I was sitting in the hospital with my mother, who has just suffered a “cardiac event” which is not quite an acute heart attack, but not a celebratory situation either. Thank God for Blackberries in hospitals. You can communicate with lots of people easily, and feel connected—even as you sit in a darkened room late at night watching heart rates travel across the screen, which, frankly, can feel like watching sewing-machine stitches.
Anyway, I got an e-mail out of the blue from Jon Dorn, former Rodale employee and current friend. He had just seen a bumper sticker and had thought of me. It read:
Live like you’re going to die tomorrow. Farm like you’re going to live forever.
I thought about just how relevant his thoughts were. (And once again decided there really is no such thing as “out of the blue.”) If there is one thing I learned from my brother David’s sudden death from AIDS in 1985, and my father’s sudden death in a car crash in 1990, it’s that you never know WHAT the future will bring. So you may as well get the most out of each day and try to keep every relationship as positive and healthy as possible. Truly, once someone leaves this life, you can’t turn back the clock. So each moment needs to be lived fully, and with love—lots of love.

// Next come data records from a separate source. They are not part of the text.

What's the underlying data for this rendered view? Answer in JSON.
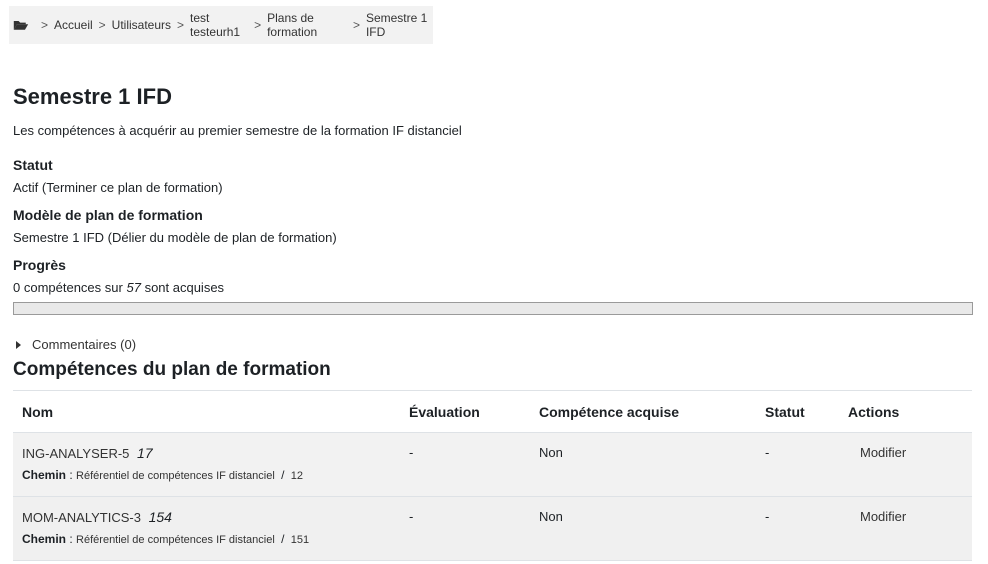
{
  "breadcrumb": {
    "sep": ">",
    "items": [
      "Accueil",
      "Utilisateurs",
      "test testeurh1",
      "Plans de formation",
      "Semestre 1 IFD"
    ]
  },
  "plan": {
    "title": "Semestre 1 IFD",
    "description": "Les compétences à acquérir au premier semestre de la formation IF distanciel",
    "status_label": "Statut",
    "status_value": "Actif",
    "status_action": "(Terminer ce plan de formation)",
    "template_label": "Modèle de plan de formation",
    "template_value": "Semestre 1 IFD",
    "template_action": "(Délier du modèle de plan de formation)",
    "progress_label": "Progrès",
    "progress_text_before": "0 compétences sur",
    "progress_total": "57",
    "progress_text_after": "sont acquises",
    "progress_fraction": 0
  },
  "comments": {
    "label": "Commentaires (0)"
  },
  "competencies": {
    "title": "Compétences du plan de formation",
    "columns": [
      "Nom",
      "Évaluation",
      "Compétence acquise",
      "Statut",
      "Actions"
    ],
    "path_label": "Chemin",
    "path_colon": ":",
    "path_sep": "/",
    "rows": [
      {
        "name": "ING-ANALYSER-5",
        "id": "17",
        "path_framework": "Référentiel de compétences IF distanciel",
        "path_parent": "12",
        "evaluation": "-",
        "acquired": "Non",
        "status": "-",
        "action": "Modifier"
      },
      {
        "name": "MOM-ANALYTICS-3",
        "id": "154",
        "path_framework": "Référentiel de compétences IF distanciel",
        "path_parent": "151",
        "evaluation": "-",
        "acquired": "Non",
        "status": "-",
        "action": "Modifier"
      }
    ]
  },
  "colors": {
    "accent": "#0f6cbf",
    "row_bg": "#f2f2f2",
    "breadcrumb_bg": "#f2f2f2"
  }
}
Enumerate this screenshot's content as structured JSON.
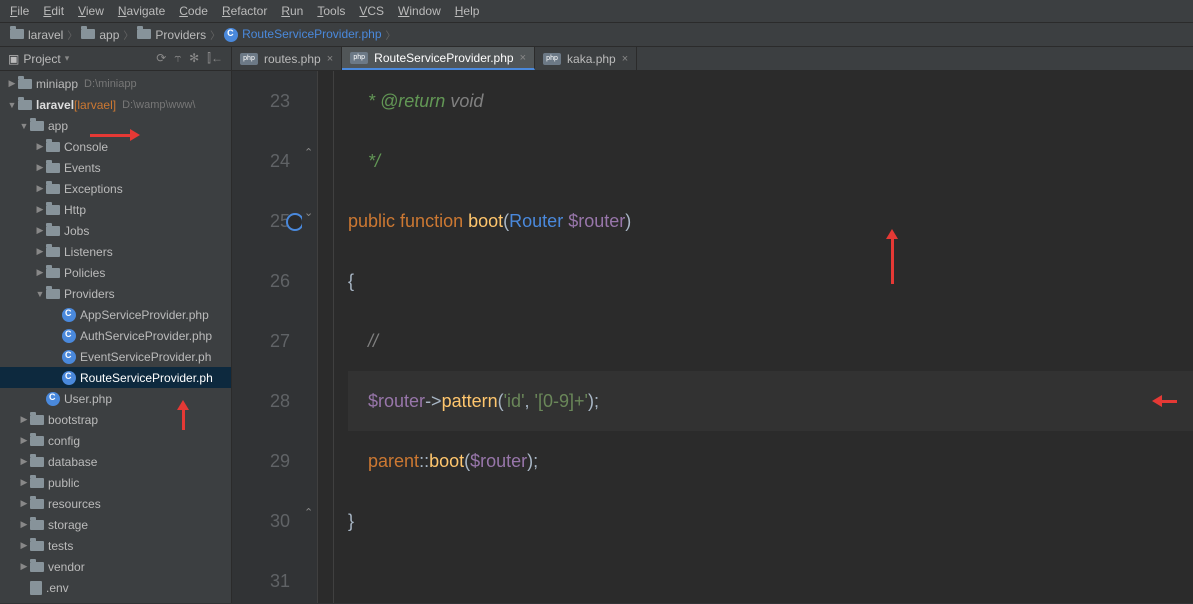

And if there is one thing I have learned from being a part of the Rodale heritage, it’s that we all need to “Farm like you’re going to live forever.” Whether it’s actual farming, gardening, what we chose to eat, or how we chose to live, our actions live on much longer than our bodies. Friends and family long deceased still have the power to hurt us or help us in how they lived their lives, just as all the chemicals people put into their land will linger much longer than the farmer.
I don’t know what the future will bring, other than I know there will always be things we don’t expect. But I do know that what I do each day matters and makes a difference—also in ways I don’t expect.
And in between the future and today, I’ll keep checking my Blackberry.